Power surges can enter a home through several pathways. In the case of lightning, it can take the path of the cable TV or satellite dish cable, through the incoming telephone lines, or through the incoming electrical service line.

How to prevent power surges

Point-of-use surge protection devices (SPDs), combined with a good grounding system, should protect your electronic and electrical appliances from most electrical surges. An SPD does not suppress or arrest a surge; it actually diverts the surge to the ground.

One familiar point-of-use surge suppressor looks like a regular plug strip. However, unless it specifically says so, don't assume your plug strip offers surge protection.

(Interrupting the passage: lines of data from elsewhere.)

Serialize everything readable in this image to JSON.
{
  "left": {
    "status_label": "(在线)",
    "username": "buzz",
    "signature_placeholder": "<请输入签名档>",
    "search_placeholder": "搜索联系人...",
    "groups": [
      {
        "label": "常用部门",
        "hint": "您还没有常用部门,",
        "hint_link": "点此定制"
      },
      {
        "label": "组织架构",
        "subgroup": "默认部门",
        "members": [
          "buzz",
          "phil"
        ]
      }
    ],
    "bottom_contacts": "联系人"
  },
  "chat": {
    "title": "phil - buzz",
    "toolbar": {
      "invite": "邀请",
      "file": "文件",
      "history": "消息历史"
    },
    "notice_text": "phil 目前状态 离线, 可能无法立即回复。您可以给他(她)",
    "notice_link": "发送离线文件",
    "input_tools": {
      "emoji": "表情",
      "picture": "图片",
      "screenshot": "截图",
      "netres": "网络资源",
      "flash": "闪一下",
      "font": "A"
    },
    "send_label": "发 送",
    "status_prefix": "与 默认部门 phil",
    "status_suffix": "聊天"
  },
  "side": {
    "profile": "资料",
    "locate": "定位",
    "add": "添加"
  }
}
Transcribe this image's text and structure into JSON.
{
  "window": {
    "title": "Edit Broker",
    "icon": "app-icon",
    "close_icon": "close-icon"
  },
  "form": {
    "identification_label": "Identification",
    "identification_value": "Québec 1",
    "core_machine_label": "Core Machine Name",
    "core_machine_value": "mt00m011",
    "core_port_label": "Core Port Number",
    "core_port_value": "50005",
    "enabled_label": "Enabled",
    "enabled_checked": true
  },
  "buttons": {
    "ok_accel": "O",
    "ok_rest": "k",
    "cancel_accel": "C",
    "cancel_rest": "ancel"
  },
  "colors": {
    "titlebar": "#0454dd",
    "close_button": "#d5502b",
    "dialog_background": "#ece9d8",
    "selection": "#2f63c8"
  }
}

You can also install special electrical outlets that offer surge protection. Surge protection outlets are useful in locations where there isn't room for a plug-in surge protector, such as near a countertop microwave oven.

The two-tiered approach

  • Point-of-use devices can protect particular appliances in your home, but a more comprehensive approach to surge protection is to combine point-of-use devices with another device, like a service entrance surge protector or an electrical panel surge protector. By installing two tiers of surge protection, a better protection system is created.
  • Service entrance surge protection devices usually mount in or on your main electrical panel or at the base of the electric meter. Using a service entrance surge protection device provides protection for your entire electrical system; they protect things such as motors, lights, outlets, light switches and all the other hardwired items in the house that do not plug into an electrical outlet and can't be connected to a point-of-use surge protection device. And if the power surge is created by a lightning strike or power fluctuation on the utility lines, the service entrance surge protection device can reduce the power surge to a lower level before it gets to the point-of-use surge protection device.

Service entrance surge protection devices will either be transient volt surge suppressors or secondary surge arresters. Consult an electrician for further advice on how to install a service entrance surge suppression device.

Surge protectors should be viewed as having a limited lifespan and in areas of the country with high surge activity, protectors may need to be replaced periodically. When selecting a point-of-use surge protector, look for one that has some means of letting the user know if it has failed and is no longer protecting the connected equipment, such as an indicator light or audible alarm.

State Farm® (including State Farm Mutual Automobile Insurance Company and its subsidiaries and affiliates) is not responsible for, and does not endorse or approve, either implicitly or explicitly, any third party products or the content of any third party sites referenced in this material. State Farm has no discretion to alter, update, or control the content on the third party sites. Any references to such sites are provided for informational purposes only and are not a solicitation to buy or sell any of the products which may be referenced on such third party sites. State Farm does not warrant the merchantability, fitness, or quality of the third party products referenced in this material.


Select a product to start a quote.


844-373-0003

Also Important

Extension Cord Safety: What to Do and What to Avoid

Extension Cord Safety: What to Do and What to Avoid

Don't let your extension cords become potential fire hazards.

11 Signs You Should Think About Rewiring Your Home

11 Signs You Should Think About Rewiring Your Home

Over half of home electrical fires are related to wiring problems. Is your home at risk?

Related Articles

How to Keep Unwanted Home Fires From Burning

How to Keep Unwanted Home Fires From Burning

Smell something funny? These home fire safety tips can stop fires before they start.

Talk About and Practice Fire Safety

Talk About and Practice Fire Safety

Stop, drop and roll is only the beginning — fire safety games and practice can help kids get educated.

Safety Tips to Help Prevent Home Fires

Safety Tips to Help Prevent Home Fires

Fires in your home can devastate your family and property alike. Increase your fire preparedness with these basic fire safety and prevention tips.